An inverter is an electronic device that converts direct current to alternating current. In a photovoltaic system, the inverter can convert the DC output of the photovoltaic array into alternating current with a stable voltage and frequency. Similarly, the output power of the wind turbine may be AC or DC depending on its model. If it is DC, an inverter is also required to convert DC to AC.
Many inverters have two functions: ① convert DC voltage to AC voltage; ② maximize power extraction from PV modules using maximum power point tracking technology. Figure 1a and Figure 1b show the changes in cell voltage, current, and power due to solar radiation intensity and temperature. Changes in these conditions will move the maximum power point. To maintain maximum power transfer from the source to the load, the inverter must adjust the source load to operate at the source’s MPP point to maximize power draw. This function of adjusting the load is called maximum power point tracking (MPPT).
The inverter is designed to be independent of the grid, which means that it can work both independently of the grid and connected to the grid. When in grid-connected working mode, if the grid is energized, the inverter can either obtain power from the grid or output power to the grid.
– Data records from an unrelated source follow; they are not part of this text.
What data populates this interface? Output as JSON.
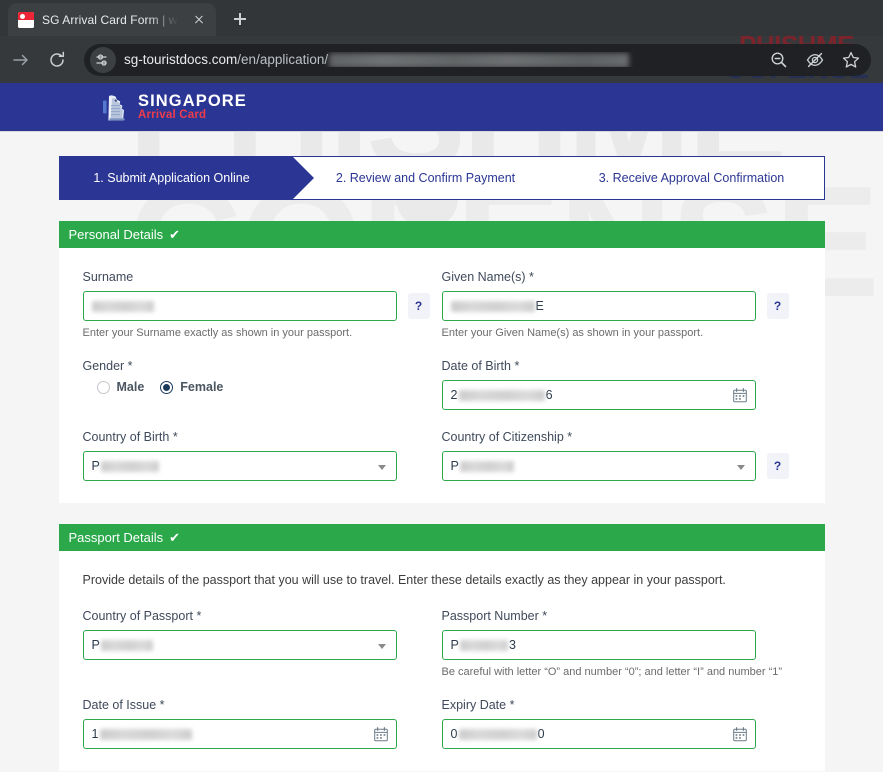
{
  "browser": {
    "tab": {
      "title": "SG Arrival Card Form | www.sg-",
      "favicon": "singapore-flag-icon"
    },
    "new_tab_label": "+",
    "toolbar": {
      "back_icon": "arrow-forward-icon",
      "reload_icon": "reload-icon",
      "site_settings_icon": "tune-icon",
      "zoom_out_icon": "zoom-out-icon",
      "eye_off_icon": "eye-off-icon",
      "bookmark_icon": "star-icon"
    },
    "url": {
      "host": "sg-touristdocs.com",
      "path": "/en/application/",
      "redacted_tail": true
    }
  },
  "watermark": {
    "line1": "PHISHME",
    "line2": "COFENSE"
  },
  "site": {
    "logo_line1": "SINGAPORE",
    "logo_line2": "Arrival Card",
    "logo_icon": "merlion-statue-icon"
  },
  "stepper": {
    "steps": [
      {
        "label": "1. Submit Application Online",
        "active": true
      },
      {
        "label": "2. Review and Confirm Payment",
        "active": false
      },
      {
        "label": "3. Receive Approval Confirmation",
        "active": false
      }
    ]
  },
  "personal_details": {
    "title": "Personal Details",
    "check": "✔",
    "surname": {
      "label": "Surname",
      "value": "",
      "value_redacted": true,
      "help": "Enter your Surname exactly as shown in your passport.",
      "help_icon": "?"
    },
    "given_names": {
      "label": "Given Name(s) *",
      "value_suffix": "E",
      "value_redacted": true,
      "help": "Enter your Given Name(s) as shown in your passport.",
      "help_icon": "?"
    },
    "gender": {
      "label": "Gender *",
      "options": [
        {
          "label": "Male",
          "selected": false
        },
        {
          "label": "Female",
          "selected": true
        }
      ]
    },
    "date_of_birth": {
      "label": "Date of Birth *",
      "value_prefix": "2",
      "value_suffix": "6",
      "value_redacted": true,
      "icon": "calendar-icon"
    },
    "country_of_birth": {
      "label": "Country of Birth *",
      "value_prefix": "P",
      "value_redacted": true,
      "icon": "chevron-down-icon"
    },
    "country_of_citizenship": {
      "label": "Country of Citizenship *",
      "value_prefix": "P",
      "value_redacted": true,
      "icon": "chevron-down-icon",
      "help_icon": "?"
    }
  },
  "passport_details": {
    "title": "Passport Details",
    "check": "✔",
    "intro": "Provide details of the passport that you will use to travel. Enter these details exactly as they appear in your passport.",
    "country_of_passport": {
      "label": "Country of Passport *",
      "value_prefix": "P",
      "value_redacted": true,
      "icon": "chevron-down-icon"
    },
    "passport_number": {
      "label": "Passport Number *",
      "value_prefix": "P",
      "value_suffix": "3",
      "value_redacted": true,
      "help": "Be careful with letter “O” and number “0”; and letter “I” and number “1”"
    },
    "date_of_issue": {
      "label": "Date of Issue *",
      "value_prefix": "1",
      "value_redacted": true,
      "icon": "calendar-icon"
    },
    "expiry_date": {
      "label": "Expiry Date *",
      "value_prefix": "0",
      "value_suffix": "0",
      "value_redacted": true,
      "icon": "calendar-icon"
    }
  },
  "colors": {
    "brand_blue": "#2b3694",
    "brand_red": "#ee3b4b",
    "section_green": "#2aa84a",
    "field_border_green": "#2aa84a"
  }
}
Power inverters control the voltage and current between the power source (photovoltaic array, wind turbine, or other DC power source) and the electrical load, converting the varying DC output into a high-quality sinusoidal waveform. Both the efficiency of photovoltaic cells and the efficiency of inverters are critical factors for the success of photovoltaic renewable energy systems.
In Figure 2, a solar photovoltaic array provides DC power to an inverter that outputs AC power for a building. In the application shown in Figure 3, the unstable AC output from a wind turbine is first rectified into a relatively stable DC, and then inverted into a stable AC. The public grid and user loads must obtain stable AC voltage waveforms.
In the United States and around the world, the vast majority of electricity is alternating current (AC). The advantage of alternating current is that the voltage can be stepped up by a transformer, thereby reducing the current. Smaller currents help reduce voltage drops and power losses in power transmission lines and wires of all types. The AC voltage output by the inverter can be connected to the public grid through a transformer, or directly to the AC loads of households and commercial users near the system site.
The polarity of the AC waveform shown in Figure 4a changes back and forth between positive and negative, so it can be transformed by a transformer, while the DC waveform in Figure 4b cannot be transformed by a transformer. In order to convert the voltage between the primary and secondary windings of the transformer, the polarity of the input voltage to the primary winding must be periodically changed, which is clearly not the case with the waveforms in Figure 4b.